Rather than random data, it is more typical to poison with a repeating pattern (like 0xAAAAAAAA). This is usually easy to spot in a backtrace, even with minor mutations.
The point of the allocator is security, not debugging.
Perhaps it would help even from a security perspective, though. It would make it harder to scan the heap for deallocated memory regions, for what that's worth.
It has an option to zero out allocations/deallocations. I wonder if it would be useful to randomize the memory instead. It seems like this would help surface bugs better than either zeroing it or leaving it alone?
As long as results are different on every application run and app crashes when there's a mismatch, you don't need anything as strong as SipHash since your previous guesses don't narrow options for your future attack attempts.
Speed? CRC32 has dedicated CPU instructions on recent x64.
And size. The whole header ought to fit in 64 bits (a single cmpxchg), which rules out all of the good secure hashes.
The choice of CRC32 together with a secret seems odd, it seems to be relying on a security property which CRC32 doesn't have.

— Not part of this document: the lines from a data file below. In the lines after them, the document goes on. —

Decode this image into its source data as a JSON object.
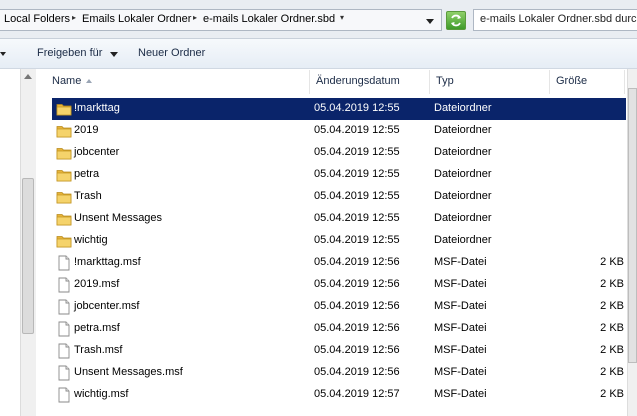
{
  "address_bar": {
    "breadcrumbs": [
      "Local Folders",
      "Emails Lokaler Ordner",
      "e-mails Lokaler Ordner.sbd"
    ],
    "search_field": "e-mails Lokaler Ordner.sbd durch"
  },
  "toolbar": {
    "share_label": "Freigeben für",
    "new_folder_label": "Neuer Ordner"
  },
  "columns": {
    "name": "Name",
    "date": "Änderungsdatum",
    "type": "Typ",
    "size": "Größe"
  },
  "files": [
    {
      "name": "!markttag",
      "date": "05.04.2019 12:55",
      "type": "Dateiordner",
      "size": "",
      "icon": "folder-icon",
      "selected": true
    },
    {
      "name": "2019",
      "date": "05.04.2019 12:55",
      "type": "Dateiordner",
      "size": "",
      "icon": "folder-icon"
    },
    {
      "name": "jobcenter",
      "date": "05.04.2019 12:55",
      "type": "Dateiordner",
      "size": "",
      "icon": "folder-icon"
    },
    {
      "name": "petra",
      "date": "05.04.2019 12:55",
      "type": "Dateiordner",
      "size": "",
      "icon": "folder-icon"
    },
    {
      "name": "Trash",
      "date": "05.04.2019 12:55",
      "type": "Dateiordner",
      "size": "",
      "icon": "folder-icon"
    },
    {
      "name": "Unsent Messages",
      "date": "05.04.2019 12:55",
      "type": "Dateiordner",
      "size": "",
      "icon": "folder-icon"
    },
    {
      "name": "wichtig",
      "date": "05.04.2019 12:55",
      "type": "Dateiordner",
      "size": "",
      "icon": "folder-icon"
    },
    {
      "name": "!markttag.msf",
      "date": "05.04.2019 12:56",
      "type": "MSF-Datei",
      "size": "2 KB",
      "icon": "file-icon"
    },
    {
      "name": "2019.msf",
      "date": "05.04.2019 12:56",
      "type": "MSF-Datei",
      "size": "2 KB",
      "icon": "file-icon"
    },
    {
      "name": "jobcenter.msf",
      "date": "05.04.2019 12:56",
      "type": "MSF-Datei",
      "size": "2 KB",
      "icon": "file-icon"
    },
    {
      "name": "petra.msf",
      "date": "05.04.2019 12:56",
      "type": "MSF-Datei",
      "size": "2 KB",
      "icon": "file-icon"
    },
    {
      "name": "Trash.msf",
      "date": "05.04.2019 12:56",
      "type": "MSF-Datei",
      "size": "2 KB",
      "icon": "file-icon"
    },
    {
      "name": "Unsent Messages.msf",
      "date": "05.04.2019 12:56",
      "type": "MSF-Datei",
      "size": "2 KB",
      "icon": "file-icon"
    },
    {
      "name": "wichtig.msf",
      "date": "05.04.2019 12:57",
      "type": "MSF-Datei",
      "size": "2 KB",
      "icon": "file-icon"
    }
  ],
  "colors": {
    "selection": "#0a246a",
    "folder": "#f2c744"
  }
}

This looks like the kind of application that SipHash is designed for.
How does scudo compare with libdislocator?